▶ **PROBLEM DETAILS**
Tally the lines of the material that carry the word "Concierge". Give no more than the number.

▶ **INPUT**

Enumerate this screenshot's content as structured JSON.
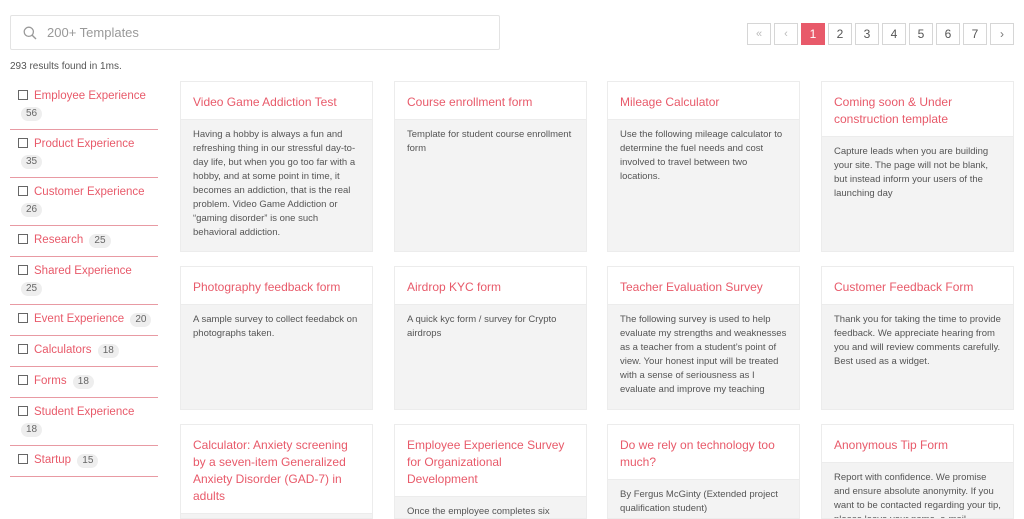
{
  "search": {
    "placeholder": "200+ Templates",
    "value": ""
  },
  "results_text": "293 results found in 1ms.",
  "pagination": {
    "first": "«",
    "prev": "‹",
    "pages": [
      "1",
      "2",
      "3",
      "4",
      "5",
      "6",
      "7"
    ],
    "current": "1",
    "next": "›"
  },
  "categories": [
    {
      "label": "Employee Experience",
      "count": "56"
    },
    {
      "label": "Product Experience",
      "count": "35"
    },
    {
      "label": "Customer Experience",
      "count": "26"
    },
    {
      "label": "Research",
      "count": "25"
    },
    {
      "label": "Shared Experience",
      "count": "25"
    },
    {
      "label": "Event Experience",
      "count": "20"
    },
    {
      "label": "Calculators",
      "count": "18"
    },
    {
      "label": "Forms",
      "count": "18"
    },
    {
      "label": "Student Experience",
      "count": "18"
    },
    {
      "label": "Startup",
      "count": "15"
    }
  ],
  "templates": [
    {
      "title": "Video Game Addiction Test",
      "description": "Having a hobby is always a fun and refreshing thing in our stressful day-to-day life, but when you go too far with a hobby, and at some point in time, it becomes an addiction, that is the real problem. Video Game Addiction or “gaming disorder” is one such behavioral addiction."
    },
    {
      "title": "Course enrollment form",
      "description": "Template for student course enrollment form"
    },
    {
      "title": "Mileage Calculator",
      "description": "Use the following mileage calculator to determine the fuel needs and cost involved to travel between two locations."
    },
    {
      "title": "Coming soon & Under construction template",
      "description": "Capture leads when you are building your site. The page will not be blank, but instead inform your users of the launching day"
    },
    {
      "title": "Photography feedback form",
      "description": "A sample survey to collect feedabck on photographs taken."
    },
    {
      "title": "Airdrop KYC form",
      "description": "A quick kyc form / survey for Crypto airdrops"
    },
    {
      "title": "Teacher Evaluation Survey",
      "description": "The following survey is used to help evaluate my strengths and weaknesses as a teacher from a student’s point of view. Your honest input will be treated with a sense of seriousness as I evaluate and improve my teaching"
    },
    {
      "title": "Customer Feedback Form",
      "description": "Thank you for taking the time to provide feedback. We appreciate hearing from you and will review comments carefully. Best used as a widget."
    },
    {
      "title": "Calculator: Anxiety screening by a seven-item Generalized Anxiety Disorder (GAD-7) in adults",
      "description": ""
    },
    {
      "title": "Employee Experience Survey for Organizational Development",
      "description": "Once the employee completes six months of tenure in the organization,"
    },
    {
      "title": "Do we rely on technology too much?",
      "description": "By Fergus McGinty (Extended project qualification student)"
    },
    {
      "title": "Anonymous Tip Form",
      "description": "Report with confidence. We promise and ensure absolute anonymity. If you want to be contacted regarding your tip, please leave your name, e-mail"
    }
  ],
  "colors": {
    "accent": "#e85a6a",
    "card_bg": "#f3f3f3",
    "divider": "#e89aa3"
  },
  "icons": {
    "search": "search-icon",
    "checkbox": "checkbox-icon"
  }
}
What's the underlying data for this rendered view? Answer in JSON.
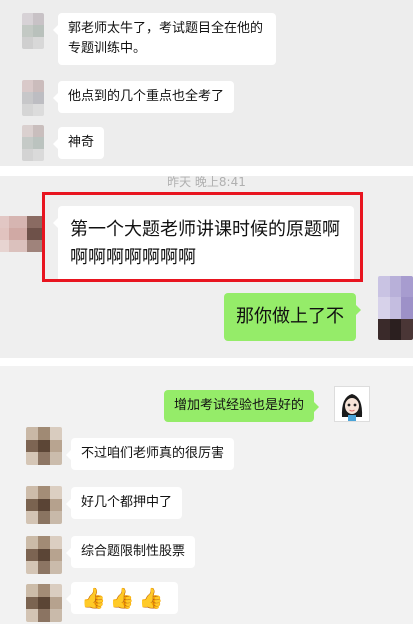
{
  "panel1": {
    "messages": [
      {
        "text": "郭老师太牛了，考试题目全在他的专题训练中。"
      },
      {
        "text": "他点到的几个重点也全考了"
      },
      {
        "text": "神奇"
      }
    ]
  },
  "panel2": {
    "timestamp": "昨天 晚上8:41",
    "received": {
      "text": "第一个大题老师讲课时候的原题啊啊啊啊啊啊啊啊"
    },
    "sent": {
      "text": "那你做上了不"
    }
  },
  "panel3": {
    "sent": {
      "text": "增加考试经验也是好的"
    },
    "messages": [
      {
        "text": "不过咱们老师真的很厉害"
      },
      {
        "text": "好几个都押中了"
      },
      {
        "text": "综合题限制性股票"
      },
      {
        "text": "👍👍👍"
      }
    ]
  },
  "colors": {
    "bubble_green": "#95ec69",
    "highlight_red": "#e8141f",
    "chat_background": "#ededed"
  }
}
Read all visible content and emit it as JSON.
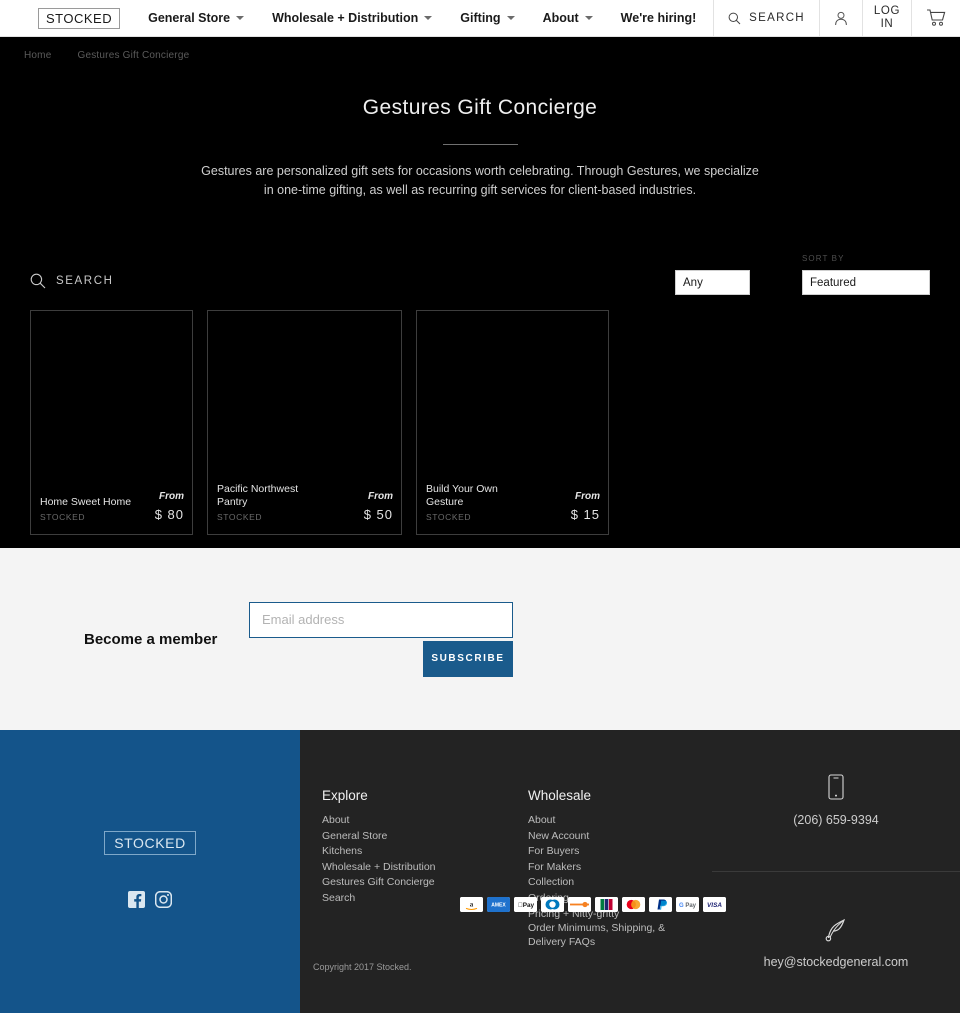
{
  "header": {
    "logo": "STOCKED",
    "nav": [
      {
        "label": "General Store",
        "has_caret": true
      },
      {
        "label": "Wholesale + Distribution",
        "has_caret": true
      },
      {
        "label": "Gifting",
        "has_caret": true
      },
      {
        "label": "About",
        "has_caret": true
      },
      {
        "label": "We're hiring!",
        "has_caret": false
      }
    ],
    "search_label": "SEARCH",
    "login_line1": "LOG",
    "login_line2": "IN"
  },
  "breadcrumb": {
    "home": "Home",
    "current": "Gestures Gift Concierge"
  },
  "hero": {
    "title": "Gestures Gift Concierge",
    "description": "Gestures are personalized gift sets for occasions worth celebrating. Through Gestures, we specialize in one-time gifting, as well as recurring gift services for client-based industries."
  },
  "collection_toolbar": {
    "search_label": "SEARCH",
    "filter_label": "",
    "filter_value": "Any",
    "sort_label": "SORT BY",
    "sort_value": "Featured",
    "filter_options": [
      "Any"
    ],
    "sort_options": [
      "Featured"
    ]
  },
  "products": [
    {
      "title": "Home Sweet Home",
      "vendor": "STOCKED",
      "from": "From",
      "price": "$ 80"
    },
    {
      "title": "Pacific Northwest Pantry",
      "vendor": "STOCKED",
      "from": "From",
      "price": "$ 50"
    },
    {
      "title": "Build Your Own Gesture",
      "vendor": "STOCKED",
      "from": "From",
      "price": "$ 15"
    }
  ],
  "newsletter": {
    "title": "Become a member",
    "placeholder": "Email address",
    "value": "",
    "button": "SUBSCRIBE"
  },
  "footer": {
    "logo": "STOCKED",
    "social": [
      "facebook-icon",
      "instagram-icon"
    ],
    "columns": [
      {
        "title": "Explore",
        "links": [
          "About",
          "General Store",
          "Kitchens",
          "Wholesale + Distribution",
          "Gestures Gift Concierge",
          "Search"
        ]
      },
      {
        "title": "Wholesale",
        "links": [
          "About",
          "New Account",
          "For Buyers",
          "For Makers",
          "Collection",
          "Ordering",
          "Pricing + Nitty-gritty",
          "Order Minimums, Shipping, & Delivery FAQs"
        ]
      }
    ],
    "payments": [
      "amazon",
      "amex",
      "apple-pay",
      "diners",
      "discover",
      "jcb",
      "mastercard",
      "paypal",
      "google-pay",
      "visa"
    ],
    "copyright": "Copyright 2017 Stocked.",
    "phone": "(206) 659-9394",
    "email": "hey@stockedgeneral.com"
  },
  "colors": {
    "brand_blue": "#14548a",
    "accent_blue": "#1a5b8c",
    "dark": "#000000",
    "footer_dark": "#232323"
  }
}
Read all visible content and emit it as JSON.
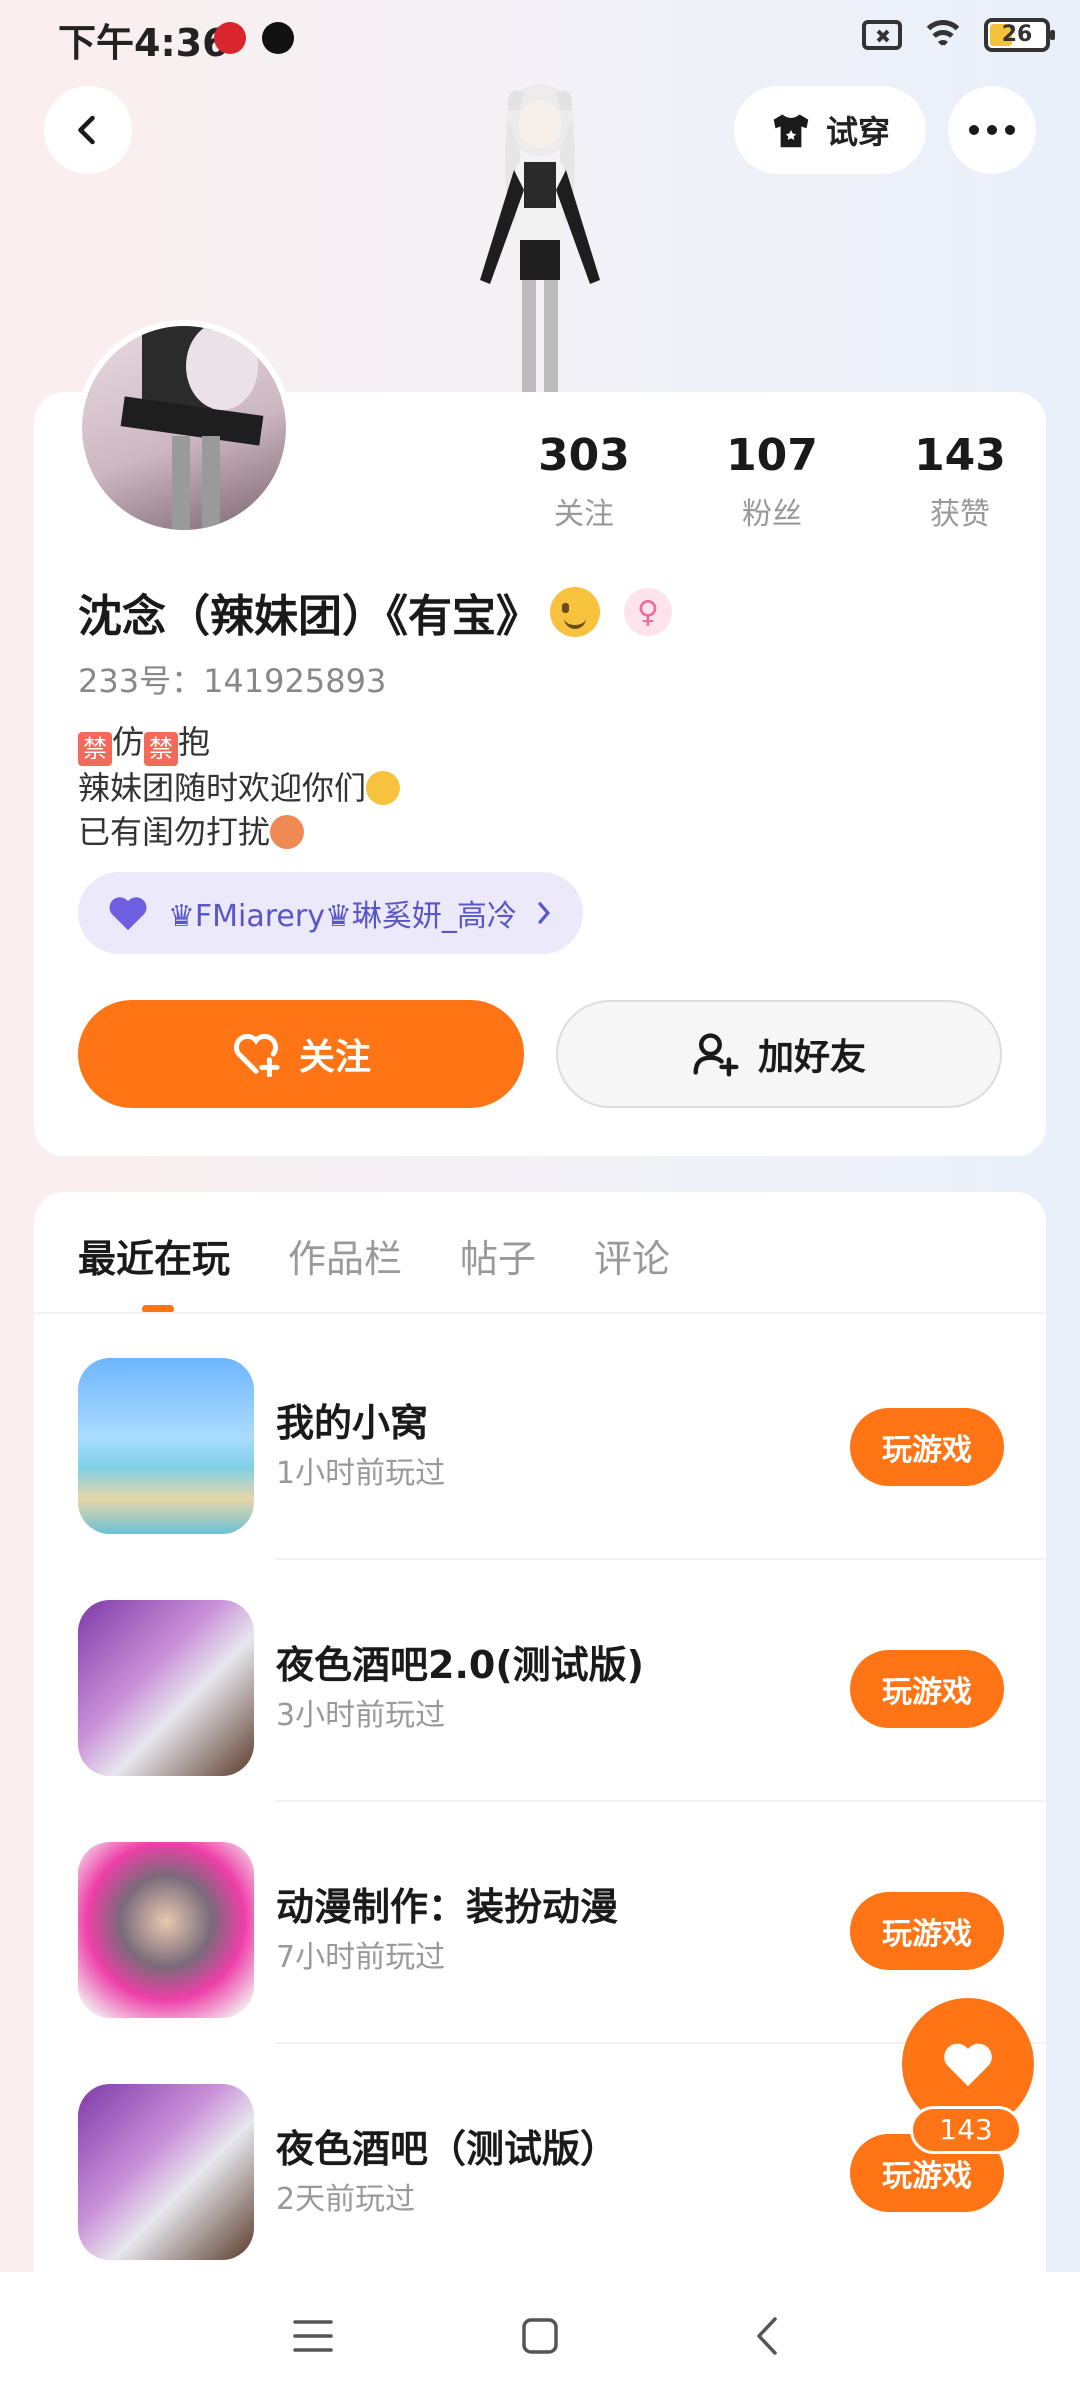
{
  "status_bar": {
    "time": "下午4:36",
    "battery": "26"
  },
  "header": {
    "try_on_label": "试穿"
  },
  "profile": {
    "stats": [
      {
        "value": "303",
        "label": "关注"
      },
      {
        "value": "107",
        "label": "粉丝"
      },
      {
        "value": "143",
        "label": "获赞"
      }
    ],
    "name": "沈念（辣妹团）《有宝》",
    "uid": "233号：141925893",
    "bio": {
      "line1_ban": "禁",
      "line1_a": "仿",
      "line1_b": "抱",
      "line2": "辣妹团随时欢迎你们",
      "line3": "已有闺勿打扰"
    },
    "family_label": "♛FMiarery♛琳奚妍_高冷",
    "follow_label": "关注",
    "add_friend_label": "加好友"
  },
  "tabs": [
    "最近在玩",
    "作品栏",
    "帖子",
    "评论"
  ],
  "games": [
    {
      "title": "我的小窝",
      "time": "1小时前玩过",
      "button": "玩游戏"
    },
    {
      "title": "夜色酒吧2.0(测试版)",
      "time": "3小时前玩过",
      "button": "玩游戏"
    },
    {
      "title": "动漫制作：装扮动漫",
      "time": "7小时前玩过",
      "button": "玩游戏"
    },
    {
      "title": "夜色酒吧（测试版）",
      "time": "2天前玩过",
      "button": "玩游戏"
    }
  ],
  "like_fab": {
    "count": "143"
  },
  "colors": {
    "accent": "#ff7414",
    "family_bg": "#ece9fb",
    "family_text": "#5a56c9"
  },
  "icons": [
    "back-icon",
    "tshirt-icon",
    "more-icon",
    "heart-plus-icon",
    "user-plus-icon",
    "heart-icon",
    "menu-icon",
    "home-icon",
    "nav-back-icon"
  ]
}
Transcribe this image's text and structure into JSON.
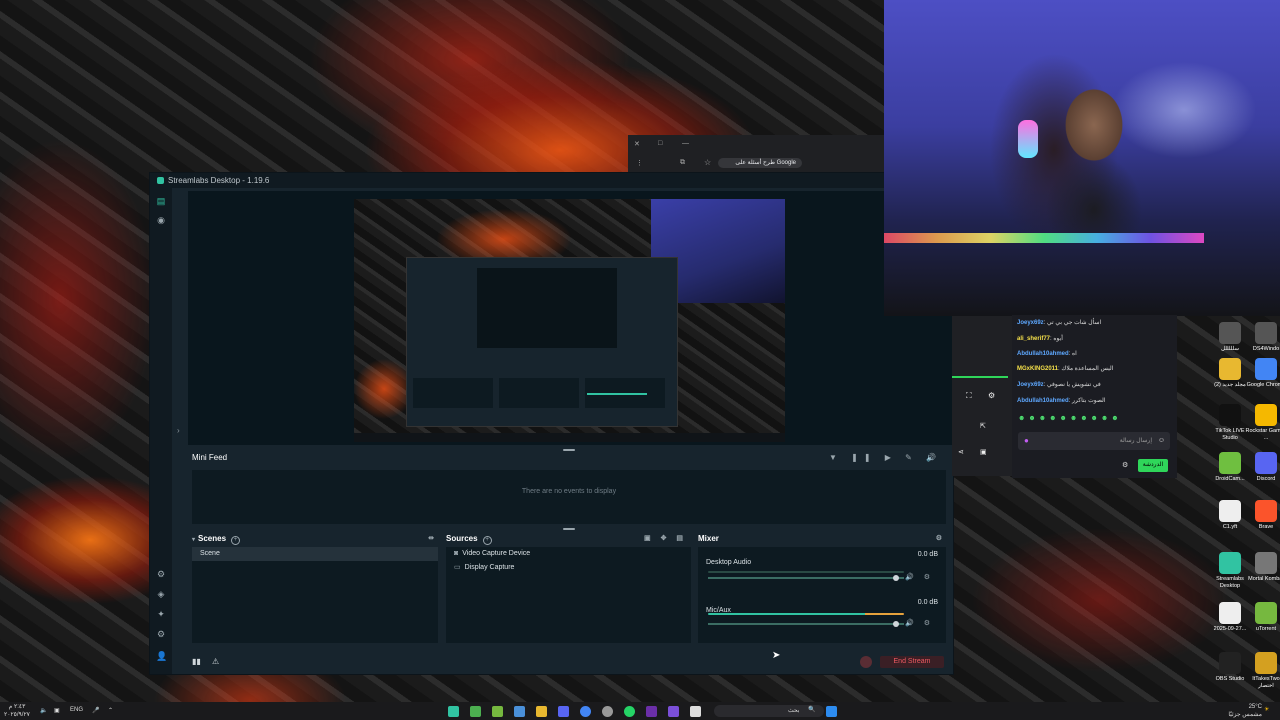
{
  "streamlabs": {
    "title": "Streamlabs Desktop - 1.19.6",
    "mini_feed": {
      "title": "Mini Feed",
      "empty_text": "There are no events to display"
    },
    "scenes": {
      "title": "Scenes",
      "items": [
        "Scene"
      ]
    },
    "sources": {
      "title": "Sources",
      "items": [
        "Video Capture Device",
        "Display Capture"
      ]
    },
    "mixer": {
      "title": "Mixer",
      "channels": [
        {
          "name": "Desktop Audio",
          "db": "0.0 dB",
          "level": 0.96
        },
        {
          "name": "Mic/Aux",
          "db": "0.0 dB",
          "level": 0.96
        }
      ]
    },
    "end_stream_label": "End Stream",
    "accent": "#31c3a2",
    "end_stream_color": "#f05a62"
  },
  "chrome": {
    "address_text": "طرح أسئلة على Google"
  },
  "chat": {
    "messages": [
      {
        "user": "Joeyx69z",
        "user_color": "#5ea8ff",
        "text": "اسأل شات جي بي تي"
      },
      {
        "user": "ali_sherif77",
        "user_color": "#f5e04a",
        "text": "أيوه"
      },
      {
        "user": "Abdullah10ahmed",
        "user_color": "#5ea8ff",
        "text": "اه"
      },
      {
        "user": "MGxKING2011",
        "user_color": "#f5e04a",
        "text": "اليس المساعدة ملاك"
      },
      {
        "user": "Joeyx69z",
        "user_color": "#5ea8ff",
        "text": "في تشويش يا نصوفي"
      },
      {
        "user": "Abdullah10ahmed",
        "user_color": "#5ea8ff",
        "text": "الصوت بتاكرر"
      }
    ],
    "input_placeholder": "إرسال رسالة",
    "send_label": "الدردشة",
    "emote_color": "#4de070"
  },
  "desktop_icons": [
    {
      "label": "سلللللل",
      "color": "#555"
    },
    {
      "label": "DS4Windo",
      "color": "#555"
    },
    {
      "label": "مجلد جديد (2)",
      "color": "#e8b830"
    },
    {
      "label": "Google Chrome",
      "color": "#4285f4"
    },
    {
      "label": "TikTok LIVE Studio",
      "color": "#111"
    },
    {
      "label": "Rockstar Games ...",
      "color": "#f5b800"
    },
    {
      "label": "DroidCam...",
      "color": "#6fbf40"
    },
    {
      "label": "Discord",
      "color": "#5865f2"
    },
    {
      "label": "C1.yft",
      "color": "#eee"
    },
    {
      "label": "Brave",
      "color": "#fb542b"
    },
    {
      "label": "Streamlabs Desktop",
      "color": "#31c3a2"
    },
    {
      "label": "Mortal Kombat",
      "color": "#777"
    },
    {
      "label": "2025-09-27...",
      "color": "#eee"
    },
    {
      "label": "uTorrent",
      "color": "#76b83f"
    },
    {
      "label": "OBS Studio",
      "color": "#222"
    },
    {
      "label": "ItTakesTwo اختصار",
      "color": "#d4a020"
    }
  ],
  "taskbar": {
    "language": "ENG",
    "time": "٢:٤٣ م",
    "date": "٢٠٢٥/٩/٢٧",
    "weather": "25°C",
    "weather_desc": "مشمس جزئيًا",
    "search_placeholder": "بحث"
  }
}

▶ **RESPONSE TO THE EXERCISE**
3